Thank You if you had ANY hand at all in getting this movie made and/or out to the masses. I know some could use this sentiment as an obligatory throwaway, but I appreciate the effort every single last person put into this production. I don’t care if you were a producer or the director or the lighting guy or the guy who sawed shit or the caterer or the travel coordinator or an assistant…I just won’t be able to adequately express my gratitude. Whether you were one of the main cogs or the grease that allowed the entire mechanism to rattle to life, I could never hope to repay you.

Thank You if you’re any of my family or friends who constantly ladled upon me your undying and unyielding support. This is how impossibly awesome the people in my life are: I have had so many calls, texts, emails and messages that I absolutely cannot even begin to think of responding to all of them. Again, that’s not even me complaining the slightest. Even though I feel terrible that I haven’t been able to get back to each and every one of you…what kind of lucky bastard EVER has something that great happen to him? The meaningfulness of such is completely incalculable and I will never, ever, ever, ever, ever forget it as long as I live. Please know that if you sent me a word of encouragement, excitement or congratulations over the last few weeks, it has been received with a broad smile and a full heart, even if a reciprocated communiqué never precipitated.

I hear a lot of people who have “made it” talk about the hardships they faced, the people who didn’t believe in them, the assholes who spit in their face and told them they’d never make it, the roads that were blocked, the hardships they triumphed over. I don’t doubt that many of these stories are true. It’s just that I never had that experience. I never had anyone I love tell me that I couldn’t succeed. I never had anyone I cared about tell me I was an idiot for trying. I never had anyone who was important to me trying to knock me down.

If you ever want to get a look at the most fortunate guy in the entire world, come knock on my door someday.

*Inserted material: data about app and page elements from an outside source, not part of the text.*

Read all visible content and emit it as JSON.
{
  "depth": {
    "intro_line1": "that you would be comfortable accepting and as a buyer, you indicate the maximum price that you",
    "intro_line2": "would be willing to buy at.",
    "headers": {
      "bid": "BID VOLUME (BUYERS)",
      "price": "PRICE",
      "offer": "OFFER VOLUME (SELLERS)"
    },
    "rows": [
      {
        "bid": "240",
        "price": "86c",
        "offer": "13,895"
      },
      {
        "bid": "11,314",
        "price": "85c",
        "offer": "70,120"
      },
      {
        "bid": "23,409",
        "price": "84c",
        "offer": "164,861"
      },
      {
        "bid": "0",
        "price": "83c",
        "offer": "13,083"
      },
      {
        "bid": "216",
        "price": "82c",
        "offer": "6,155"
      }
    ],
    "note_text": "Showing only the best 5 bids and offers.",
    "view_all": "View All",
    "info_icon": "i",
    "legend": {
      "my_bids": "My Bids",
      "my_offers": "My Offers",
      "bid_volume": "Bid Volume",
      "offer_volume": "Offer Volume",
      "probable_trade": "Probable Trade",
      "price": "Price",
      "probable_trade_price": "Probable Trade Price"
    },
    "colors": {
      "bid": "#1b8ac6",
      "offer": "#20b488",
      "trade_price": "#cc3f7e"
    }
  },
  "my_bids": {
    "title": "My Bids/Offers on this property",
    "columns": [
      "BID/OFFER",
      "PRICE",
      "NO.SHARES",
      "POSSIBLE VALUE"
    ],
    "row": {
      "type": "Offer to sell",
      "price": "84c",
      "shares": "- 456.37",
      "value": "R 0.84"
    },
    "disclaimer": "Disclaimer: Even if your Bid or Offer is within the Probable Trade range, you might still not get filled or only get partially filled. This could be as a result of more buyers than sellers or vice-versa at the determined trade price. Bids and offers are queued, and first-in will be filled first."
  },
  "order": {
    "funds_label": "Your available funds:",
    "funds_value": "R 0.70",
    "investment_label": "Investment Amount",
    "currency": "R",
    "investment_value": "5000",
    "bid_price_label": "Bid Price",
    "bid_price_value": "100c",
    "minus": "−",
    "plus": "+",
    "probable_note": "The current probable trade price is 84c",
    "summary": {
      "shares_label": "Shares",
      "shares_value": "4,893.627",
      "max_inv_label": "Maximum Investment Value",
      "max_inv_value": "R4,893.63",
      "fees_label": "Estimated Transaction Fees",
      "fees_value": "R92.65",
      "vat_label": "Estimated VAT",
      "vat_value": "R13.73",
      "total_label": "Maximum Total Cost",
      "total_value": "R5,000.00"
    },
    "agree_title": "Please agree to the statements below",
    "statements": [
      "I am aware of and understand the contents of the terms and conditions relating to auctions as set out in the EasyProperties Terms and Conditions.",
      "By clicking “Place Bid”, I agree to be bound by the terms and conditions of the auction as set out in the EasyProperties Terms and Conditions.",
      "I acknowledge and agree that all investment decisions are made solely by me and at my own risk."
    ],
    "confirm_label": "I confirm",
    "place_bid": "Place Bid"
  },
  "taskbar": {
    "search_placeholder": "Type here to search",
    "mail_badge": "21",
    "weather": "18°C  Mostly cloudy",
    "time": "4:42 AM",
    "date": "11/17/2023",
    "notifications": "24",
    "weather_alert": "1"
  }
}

Finally, Thank You if you go see this movie in a theater, or buy the DVD, or watch it on a plane, or catch half of it lazily on cable a year from now. Thank You for giving my little movie a chance. This has absolutely nothing to do with dollars and cents; if you saw it and hated it, hey, I’m not mad atcha. Thanks for giving it a look anyway. If you saw it and loved it, I’m glad I (and, obviously, everyone else who worked on the movie in any capacity) could bring a little extra light to your day. The goal of any artist in any medium – I don’t care what the cool kids say – is to get their work to be seen and then to be discussed. If we hit you in the breadbasket and you walked away with an emotional erection (there it is), I’m eternally giddy. If you walked away wanting your $10 back, I promise I’ll try to ensnare you the next time.

And so that dream, she’s come true. And it was over the last couple weeks that I mulled over what this meant, struggled with its implications, fought back the fear that found its way into my mind. And over the last couple days, I’ve realized that it’s this very kind of fear that is the perhaps the most inconsequential, mostly because I’d been looking at all that was going on around me in the wrong light. So here’s my final Thank You.

Thank You, all of you, for making me not only the Guy Whose Dream Came True, but also the Guy Who Now Has an Excuse to Make New Dreams.

Thank You for the best moment of my life.